The Bank of England has stated that it will take a closer look at buy-to-let mortgages in the coming months after more interest-only deals have recently been given to landlords.
The Bank’s Financial Policy Committee, which is responsible for pinpointing economic risks, met on March 24. According to the minutes, members had observed a growing share of interest-only mortgages being granted in buy-to-let lending. It was agreed that developments would be monitored closely.
The Bank previously stated that debt overload can be detrimental to the economy, with a full two-thirds of banking crises being preceded by boom-and-bust housing activity. Recessions that come on the heels of property booms have been up to three times deeper on average than those that have not.
The committee concluded that the risk that the property market posed to the economy had not gone up since it met in February, although average household debts in the UK remained high.
The Council of Mortgage Lenders stated that mortgage lending rates in general have been going down, with January’s gross lending clocked at 15.5 percent lower per year-on-year.
But a review of the loan types being taken out show that buy-to-let mortgages are going from strength to strength and assuming a greater share of house purchases.
The CML said that loans to first-time house buyers in January were down 27 percent on the December totals, and 14 percent year-on-year.

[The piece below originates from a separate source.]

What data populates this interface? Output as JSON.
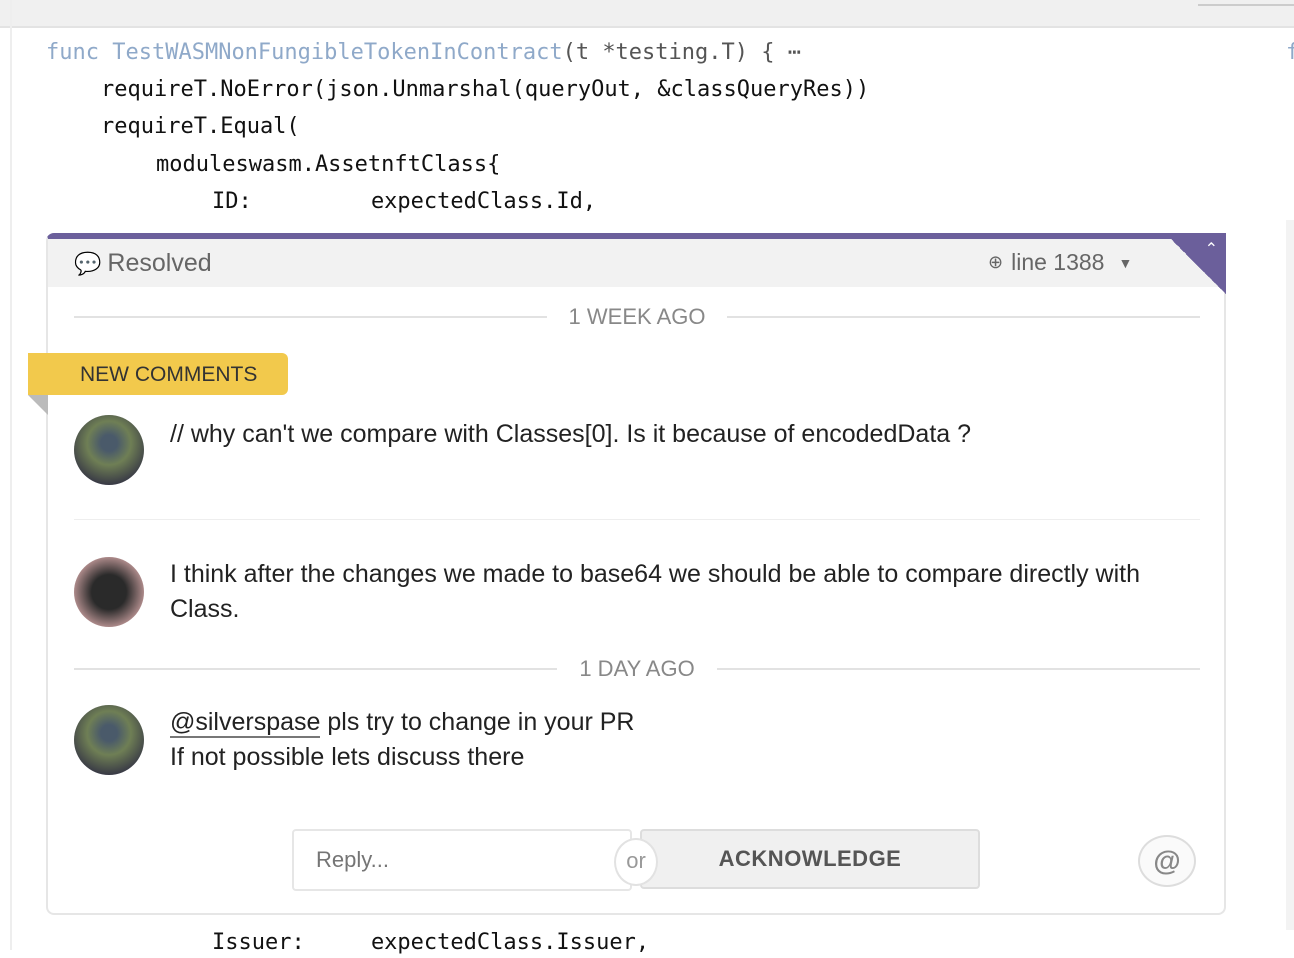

Home mover loans were also lower by 24 percent compared to December and 17 percent year-on-year.
There were, however, 18,200 buy-to-let loans issued in January, which is a 6 percent increase on December and a 12 percent rise compared to the year before.
Members of the FPC said that the property market situation meant that the mortgage lending restrictions that it recommended in June 2014 were still warranted.
These limitations required mortgage lenders to verify that borrowers could afford a point rise of 3 percent in their mortgage rate before granting a loan, and that a maximum of 15 percent of new mortgages granted should be for amounts greater than 4.5 percent the applicant’s income.